We live in a world that some might describe as having a bi-polar disorder. We are given choices between Coke or Pepsi, hamburgers or hot dogs, Target or Wal-Mart, Vikings or Packers. More seriously, we are faced with good and evil, the rich and the poor, and the living and the dying. And for every celebration of a first, it seems we must mourn a last.
Sometimes the sharp line between the highs and the lows is blurred and we encounter the wide range of possible experiences and emotions in a single moment.
That is the way I felt in watching the memorial service for Neil Armstrong last Thursday, and it is the way I know I will feel on Monday when we watch the Space Shuttle Endeavour depart the Kennedy Space Center for the last time.
The service for Neil Armstrong at the National Cathedral was about as perfect and wonderful as you might hope and expect it to be for the first man to walk on the Moon. All the right things were said. The music was appropriate. The scripture reading was inspirational. And the setting was particularly beautiful, taking place in a facility considered the spiritual home of the nation, and in which there is a stained-glass window that contains a Moon rock retrieved from the lunar surface during Apollo 11.
As I watched Apollo 17 commander Gene Cernan speak of his friend Neil, I thought about the symbolism of the first and the last. Here was the last man to walk on the Moon talking about the first. Here was a service rich in nostalgia for the accomplishments and boldness of our first era in space exploration, taking place during an era in space exploration that is by no means the last, but certainly pales in comparison to the glory days of Apollo.
And now on Monday those of us who call the Space Coast home will witness, experience and endure another last that will call to mind an amazing record of firsts accomplished with the Space Shuttle Endeavour.
On Monday Endeavour is to be ferried to Los Angeles, with a few stops along the way.
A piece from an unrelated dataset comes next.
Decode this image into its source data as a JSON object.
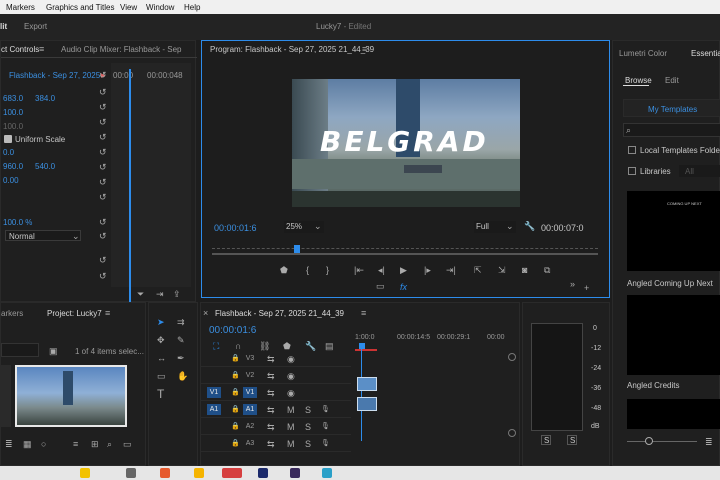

The trip on top a NASA 747 Shuttle Carrier Aircraft will mark the last time an orbiter will take flight, the last time we will see a space shuttle fly over our beaches, the last time the facilities used to support a ferry flight will be used and the last time this particular 747 will be flown before it is retired and stripped as a source of spare parts.
The fly out underscores the end of a lifetime of historic contributions to our space program.
Assembled from spare parts following the 1986 Challenger disaster, Endeavour was named by schoolchildren, flew 25 missions, spent 296 days in space and travelled 123 million miles – enough to make 247 roundtrips to the Moon.
Endeavour first launched from Florida’s Space Coast on May 7, 1992. Its maiden voyage, designated STS?49, was a daring satellite rescue mission that featured the first and only time to date that three astronauts ventured outside for a spacewalk together ?? an improvised move necessary to capture and repair a stranded Intelsat communications satellite with three pairs of gloved hands when the originally planned method with two spacewalkers failed.
Endeavour also was the first ship to return to the Hubble Space Telescope in Earth orbit, hosting a critical servicing mission that repaired the telescope’s blurry vision following a difficult time in which the nation’s confidence in NASA needed restoring.
NASA’s newest orbiter also carried into orbit the first U.S. component of the International Space Station, the Unity node, during a 1998 mission that was commanded by Kennedy Space Center’s current director, Bob Cabana. It also lofted eight other major parts of the station, including Japan’s scientific research module, Kibo.
As we say good bye to Endeavour on Monday, I know my heart will be filled with nostalgia for the accomplishments and boldness of a now lost era in space exploration, that already I’m beginning to think of as the glory days of the Space Shuttle.
But if for every first there is a last, and every moment of joy there is sorrow, then I take comfort and find hope that in saying farewell to Endeavour, and in saying good bye to Neil Armstrong, grand new adventures leading to even bolder accomplishments are right around the corner.
In fact, with SpaceX’s mission to the International Space Station and Curiosity’s landing on Mars this year, we’re already getting a taste of what the next great era in space exploration is going to look like.
In the meantime, I invite you to consider the final words offered during Neil Armstrong’s memorial service and keep them in your heart as we all work to build our future in space.
Go forth into the world in peace;
search the cosmos, it is the Lord’s;
and may the God of all strength
nerve you with the courage of the astronauts;
behold the face of Christ in your neighbor;
and the Blessing of God—Father, Son, and Holy Spirit—
be upon you, go before you, and surround you,
now and always.